Editor's note: This story originally appeared at Runnersworld.com.

If Game 4 of the World Series goes as long as Game 1 did on Tuesday night -- finishing past 1 a.m. ET after 14 innings -- David Cohen will be lucky to catch a couple of hours of sleep before he heads to the New York City Marathon starting line on Staten Island.

Cohen, 49, is the executive vice president and general counsel for the New York Mets. Game 4 of the MLB championship series between the Mets and the Kansas City Royals is scheduled for 8 p.m. Saturday on the Mets’ home turf of Citi Field in Queens, New York.

Watching the game from his home in New Rochelle, New York -- a 25-minute drive from the stadium -- is not an option, even if the team’s late-season rally wreaks havoc on Cohen’s plans to do his first marathon in nearly 20 years.

“Back when I signed up for a fall marathon, people weren’t expecting us to make the playoffs,” Cohen told Runner’s World. Then the trade deadline at the end of July changed everything for the Mets.

The team made several strong roster moves, picking up key players like outfielder Yoenis Cespedes.
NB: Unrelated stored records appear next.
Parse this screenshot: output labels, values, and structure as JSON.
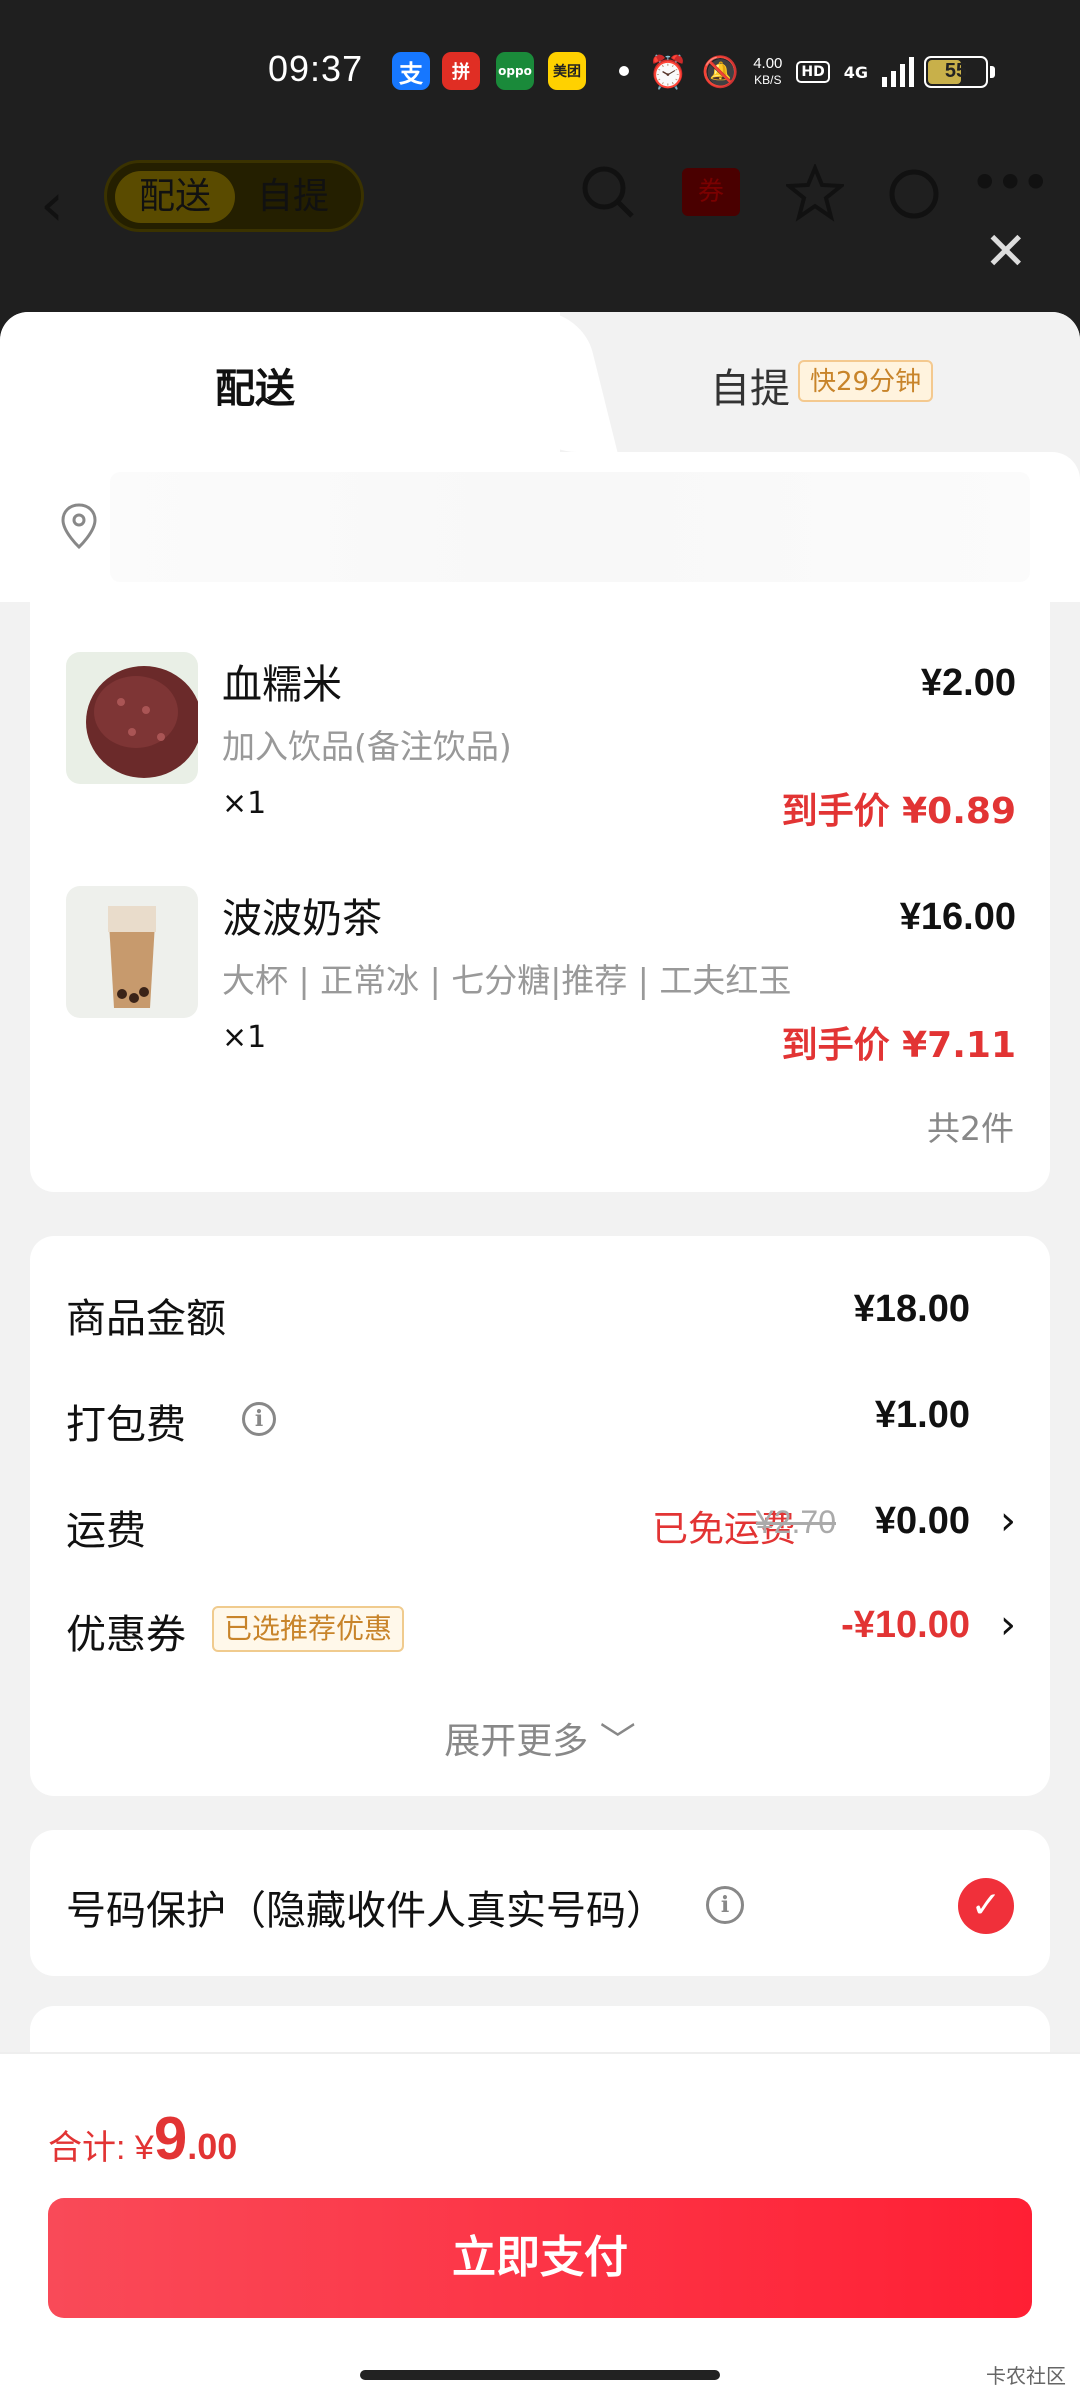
{
  "status_bar": {
    "time": "09:37",
    "apps": [
      {
        "name": "alipay-app-icon",
        "label": "支",
        "color": "#1677ff"
      },
      {
        "name": "pinduoduo-app-icon",
        "label": "拼",
        "color": "#e02e24"
      },
      {
        "name": "oppo-app-icon",
        "label": "oppo",
        "color": "#1a8a3a"
      },
      {
        "name": "meituan-app-icon",
        "label": "美团",
        "color": "#ffd100"
      }
    ],
    "net_speed_value": "4.00",
    "net_speed_unit": "KB/S",
    "hd": "HD",
    "network": "4G",
    "battery": "55"
  },
  "header": {
    "toggle_on": "配送",
    "toggle_off": "自提",
    "coupon_icon_label": "券"
  },
  "sheet": {
    "tab_delivery": "配送",
    "tab_pickup": "自提",
    "tab_pickup_badge": "快29分钟"
  },
  "items": [
    {
      "name": "血糯米",
      "spec": "加入饮品(备注饮品)",
      "qty": "×1",
      "price": "¥2.00",
      "final": "到手价 ¥0.89"
    },
    {
      "name": "波波奶茶",
      "spec": "大杯 | 正常冰 | 七分糖|推荐 | 工夫红玉",
      "qty": "×1",
      "price": "¥16.00",
      "final": "到手价 ¥7.11"
    }
  ],
  "items_count": "共2件",
  "summary": {
    "goods_label": "商品金额",
    "goods_value": "¥18.00",
    "packing_label": "打包费",
    "packing_value": "¥1.00",
    "shipping_label": "运费",
    "shipping_free": "已免运费",
    "shipping_original": "¥2.70",
    "shipping_value": "¥0.00",
    "coupon_label": "优惠券",
    "coupon_tag": "已选推荐优惠",
    "coupon_value": "-¥10.00",
    "expand": "展开更多 ﹀"
  },
  "privacy": {
    "label": "号码保护（隐藏收件人真实号码）",
    "checked": true
  },
  "bottom": {
    "total_label": "合计: ",
    "total_currency": "¥",
    "total_int": "9",
    "total_dec": ".00",
    "pay_button": "立即支付"
  },
  "watermark": "卡农社区"
}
By early August, the Mets swept their East Division rivals, the Washington Nationals, and moved into a tie for first place.

“Then I knew I had a marathon problem,” Cohen said.

Cohen’s originally scheduled fall race was the Hartford Marathon on Oct. 10. He realized in September that Hartford was looking unlikely because of the team’s hot streak, and he turned out to be correct, because the Mets played the Los Angeles Dodgers that day in a National League Division Series game, in Los Angeles. (He is fortunate to travel with the team for some postseason trips.)

So Cohen reached out to his friend, Jessica Berman, who is a vice president and deputy general counsel for the National Hockey League. Berman helps organize her charity team, Train the Brain, to support the Burke Rehabilitation Center in White Plains, New York, with the purpose of promoting brain health through exercise and funding research and treatment for brain repair.

Fortunately for Cohen, Berman was down a member of her charity team in 2015 because of an injury, so a spot was open. Cohen’s only hesitation was running the NYC Marathon again.

“It was horrible. So painful,” Cohen said about his past two NYC Marathons in 1995 (3:42) and 1996 (3:44). “I had the unfortunate timing of running what had to be two of the coldest NYC Marathons on record.” (In 1995, it was the coldest race on record with a low of 5 degrees Fahrenheit.)

When he finished the second one -- also freezing -- he told his future wife, Erika, to promise that she’d never let him run another 26.2. She kept that promise for 19 years.

Marathons might have been out of the question, but the lifelong runner never stopped training. Cohen, who has three kids, always squeezed in weekend runs of 6 to 10 miles. When he heard that Berman had resolved to run the marathon last year, it spurred him on to try going the distance one more time before he turns 50 next month.

When he committed back in January to do a fall race, Cohen pulled out his old training plans from 20 years ago and started logging longer runs. He kicked up his training six months out and says he feels in great shape for the race. He’d like to run between 4:00 and 4:15.

Cohen isn’t the only Mets employee facing the same game-time decision concerning an early-morning race. The New York Daily News reported earlier this week that an assistant clubhouse manager, David Berni, is slated to run.

Like a lot of Mets fans, Cohen would love to see an ace like Steven Matz, the probable starting pitcher for the Mets on Saturday, mow down the Royals in quick order. If Cohen times it right -- or leaves before the final out -- he can beat traffic and race home for, at best, four to five hours of sleep.

“I could also wind up here until 2 a.m,” he said. “If that happens, I’ll be a tired runner, but hopefully the adrenaline will kick in for the race.”

In case there’s another extra-inning thriller, he knows it’s best to have his gear packed and ready.